What a year it’s been so far! The Data Coalition is leading the push for the policy changes that are needed to transform government information into open data. The first half of 2017 has been jam-packed with policy and event milestones. And we’re continuing to grow our community.

What we learned at the DATA Act Summit – and why it was our last one

At the Data Coalition’s fourth annual DATA Act Summit, we no longer had to point to the future and predict the ways open spending data would benefit government and society. The future had come and the benefits were all around us – a world of new ways to visualize, analyze, and automate information about how taxpayers’ money is used. But we are never going to do this again. Here is why.

Mnuchin’s Congressional Recommendations Point to Financial Transparency Act

On Tuesday, June 13th, Treasury Secretary Steve Mnuchin testified before the House Appropriations Committee in defense of the Treasury Department’s Fiscal Year (FY) 2018 Budget request (see the request here). Mnuchin’s testimony showed an opening to standardize data fields and formats across the nation’s overlapping financial regulatory regimes – just as the Data Coalition has already been recommending to Congress.

This data set took six years to create. Worth every moment.

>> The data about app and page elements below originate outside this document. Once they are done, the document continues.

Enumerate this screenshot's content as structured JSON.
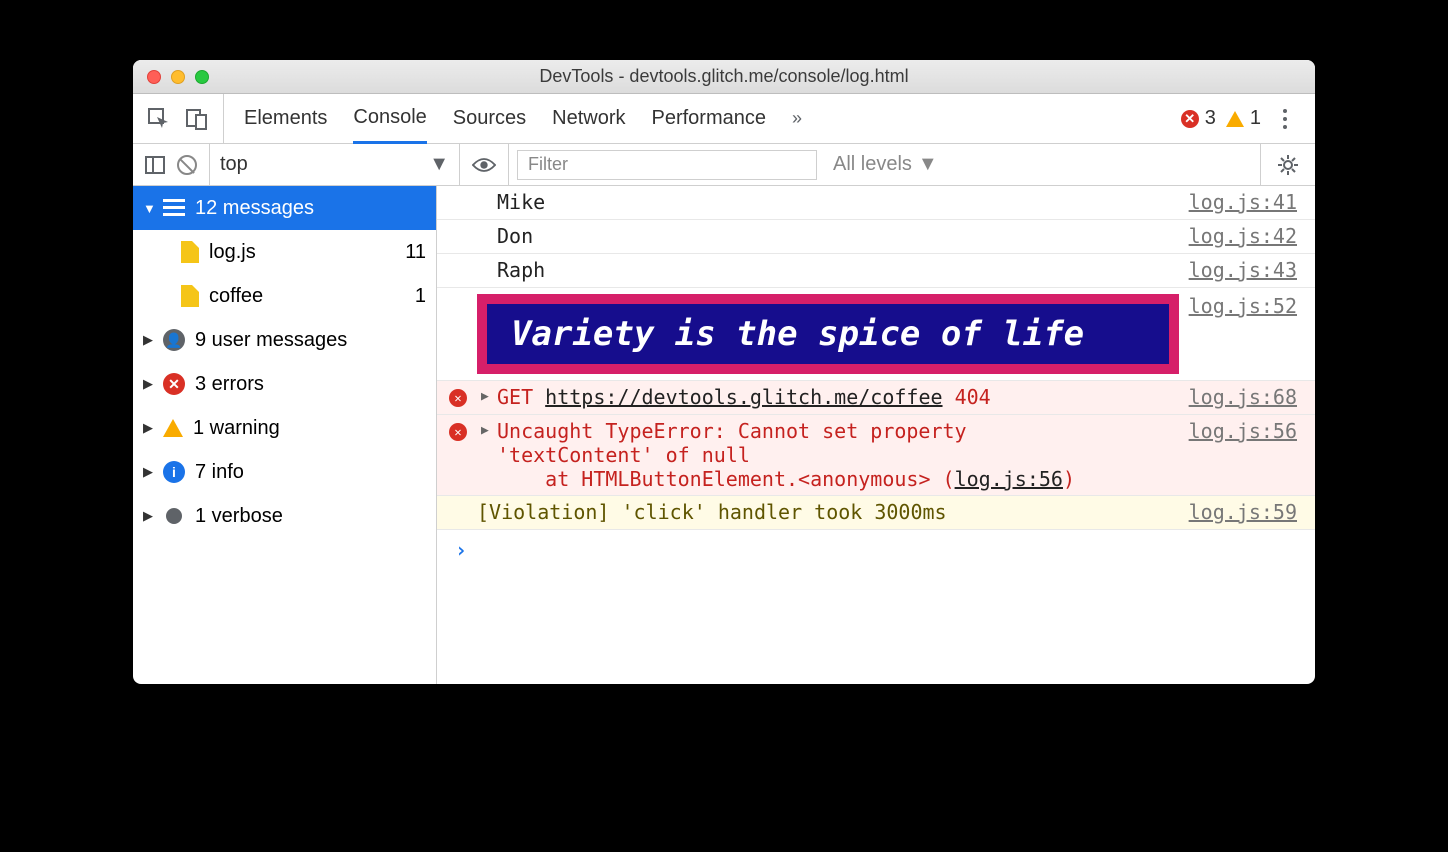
{
  "window": {
    "title": "DevTools - devtools.glitch.me/console/log.html"
  },
  "tabs": {
    "items": [
      "Elements",
      "Console",
      "Sources",
      "Network",
      "Performance"
    ],
    "more": "»",
    "errors": "3",
    "warnings": "1"
  },
  "filterbar": {
    "context": "top",
    "filter_placeholder": "Filter",
    "levels": "All levels"
  },
  "sidebar": {
    "messages": {
      "label": "12 messages"
    },
    "files": [
      {
        "name": "log.js",
        "count": "11"
      },
      {
        "name": "coffee",
        "count": "1"
      }
    ],
    "groups": [
      {
        "label": "9 user messages",
        "type": "user"
      },
      {
        "label": "3 errors",
        "type": "error"
      },
      {
        "label": "1 warning",
        "type": "warning"
      },
      {
        "label": "7 info",
        "type": "info"
      },
      {
        "label": "1 verbose",
        "type": "verbose"
      }
    ]
  },
  "console": {
    "rows": [
      {
        "text": "Mike",
        "src": "log.js:41"
      },
      {
        "text": "Don",
        "src": "log.js:42"
      },
      {
        "text": "Raph",
        "src": "log.js:43"
      }
    ],
    "styled": {
      "text": "Variety is the spice of life",
      "src": "log.js:52"
    },
    "err_get": {
      "method": "GET",
      "url": "https://devtools.glitch.me/coffee",
      "status": "404",
      "src": "log.js:68"
    },
    "err_type": {
      "msg1": "Uncaught TypeError: Cannot set property",
      "msg2": "'textContent' of null",
      "stack_prefix": "at HTMLButtonElement.",
      "stack_fn": "<anonymous>",
      "stack_loc": "log.js:56",
      "src": "log.js:56"
    },
    "violation": {
      "text": "[Violation] 'click' handler took 3000ms",
      "src": "log.js:59"
    },
    "prompt": "›"
  }
}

Today, for the first time in history, the U.S. federal government’s spending information is one single, unified data set. Under a deadline set by the DATA Act of 2014, today every federal agency must begin reporting spending to the Treasury Department using a common data format. And Treasury has published it all online, in one piece, offering a single electronic view of the world’s largest organization. Today, we celebrate Darrell Issa, Mark Warner, Christina Ho, Tim Gribben, and all the other leaders who caught Jefferson’s dream of a single, unified federal spending data set, and didn’t let go.